The OMB believes that physicians should make every effort to relieve the pain and suffering of their terminally ill patients. Patients nearing the end of their lives should receive sufficient opioid dosages to produce comfort.  The physician should acknowledge that the natural dying process usually involves declining blood pressures, decreasing respirations and altered levels of consciousness.  Opioids should not be withheld on the basis of physiologic parameters when patients continue to experience pain.

Some physicians express concerns that the use of opioids in these patients may hasten death through pneumonia or respiratory depression.  For these reasons, at times physicians may have limited the use of opioids in dying patients out of fear that they may be investigated for inappropriate prescribing or allegations of euthanasia.

The OMB is concerned that such fear on the part of physicians may result in inadequate pain control and unnecessary suffering in terminally ill patients.  The OMB encourages physicians to employ skillful and compassionate pain control for patients near the end of life and believes that relief from suffering remains the physician’s primary obligation to these patients.

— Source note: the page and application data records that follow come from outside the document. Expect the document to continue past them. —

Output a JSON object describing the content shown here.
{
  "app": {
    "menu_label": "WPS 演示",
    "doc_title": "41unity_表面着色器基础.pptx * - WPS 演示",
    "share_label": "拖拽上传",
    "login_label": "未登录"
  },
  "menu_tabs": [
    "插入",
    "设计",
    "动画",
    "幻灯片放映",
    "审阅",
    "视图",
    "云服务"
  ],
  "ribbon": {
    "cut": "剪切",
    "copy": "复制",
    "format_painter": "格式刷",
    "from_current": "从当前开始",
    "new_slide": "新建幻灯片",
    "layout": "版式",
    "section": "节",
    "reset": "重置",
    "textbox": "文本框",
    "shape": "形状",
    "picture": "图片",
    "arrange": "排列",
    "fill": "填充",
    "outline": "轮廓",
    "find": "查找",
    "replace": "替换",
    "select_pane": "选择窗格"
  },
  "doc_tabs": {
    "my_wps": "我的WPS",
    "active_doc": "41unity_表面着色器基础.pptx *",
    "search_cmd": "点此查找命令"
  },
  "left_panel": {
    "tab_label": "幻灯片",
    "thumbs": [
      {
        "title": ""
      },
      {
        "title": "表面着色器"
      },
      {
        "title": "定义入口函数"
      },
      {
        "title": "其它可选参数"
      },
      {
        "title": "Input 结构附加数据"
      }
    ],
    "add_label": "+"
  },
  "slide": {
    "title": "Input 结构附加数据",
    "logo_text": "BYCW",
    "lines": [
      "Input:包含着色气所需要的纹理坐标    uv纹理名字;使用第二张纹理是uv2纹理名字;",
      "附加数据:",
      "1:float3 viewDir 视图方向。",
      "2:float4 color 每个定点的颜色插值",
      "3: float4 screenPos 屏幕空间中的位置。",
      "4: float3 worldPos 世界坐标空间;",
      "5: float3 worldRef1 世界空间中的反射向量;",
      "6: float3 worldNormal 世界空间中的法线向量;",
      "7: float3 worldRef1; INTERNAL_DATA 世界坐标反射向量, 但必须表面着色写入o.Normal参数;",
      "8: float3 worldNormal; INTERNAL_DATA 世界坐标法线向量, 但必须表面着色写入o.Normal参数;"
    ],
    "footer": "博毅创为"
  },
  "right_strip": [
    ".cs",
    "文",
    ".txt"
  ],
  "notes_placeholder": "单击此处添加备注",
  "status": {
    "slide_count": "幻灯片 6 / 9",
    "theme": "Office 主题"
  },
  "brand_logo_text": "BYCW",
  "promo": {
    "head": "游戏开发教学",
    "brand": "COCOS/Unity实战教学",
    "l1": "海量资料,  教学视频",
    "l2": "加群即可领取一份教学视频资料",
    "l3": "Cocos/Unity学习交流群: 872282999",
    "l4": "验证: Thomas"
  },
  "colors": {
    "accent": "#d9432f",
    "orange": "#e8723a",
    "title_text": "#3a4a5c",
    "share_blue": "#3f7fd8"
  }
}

- Adopted January 1993
- Amended April 1999
- Amended July 2004
- Amended April 2011
- Amended January 2013"

OMB Pain Management Policy Statement

Medical Marijuana & Opioid OMB Statement

The following statement is the current position of the Oregon Medical Board (OMB), which license doctors in this state.  It is clear that they do not prevent doctors from prescribing opioid pain medication to people who are also using marijuana.

"Medical Marijuana

The Oregon Medical Marijuana Program is administered by the Oregon Health Authority. The relevant Oregon Revised Statutes are 475.300 through 475.346 and the Oregon Administrative Rules are 333-0008-0000 through 333-008-0120. The Oregon Health Authority’s website on the Oregon Medical Marijuana Program provides additional program information and contact information.

The Oregon Medical Board does not oversee or otherwise regulate the Oregon Medical Marijuana Program.

The Board does not currently have a rule or a policy position on prescribing opioids to patients with a medical marijuana card.  While the Board’s consultants have included the use of marijuana among the list of contraindications for long-term opioid use, the Board has not prohibited the concurrent use of these drugs.

Prescribing practices do come to the Board’s attention, and every written complaint is investigated as required by statute.  The Board does not discipline physicians solely based on certifying patients for the use of medical marijuana, prescribing opioids to a known medical marijuana patient, or creating treatment plans that include the concurrent use of opioids and medical marijuana.  However, if an investigation into a complaint showed inappropriate practices or unprofessional conduct by any physician, the Board would take action for any violations of the Medical Practice Act that are found.

The Board will continue its attention to this evolving area of medicine.  Any updated policies created by the Board will be available on our website.  We appreciate the public interest in this important issue and its impact on the safety of Oregon patients"

Link to Oregon Medical Board (OMB) Statement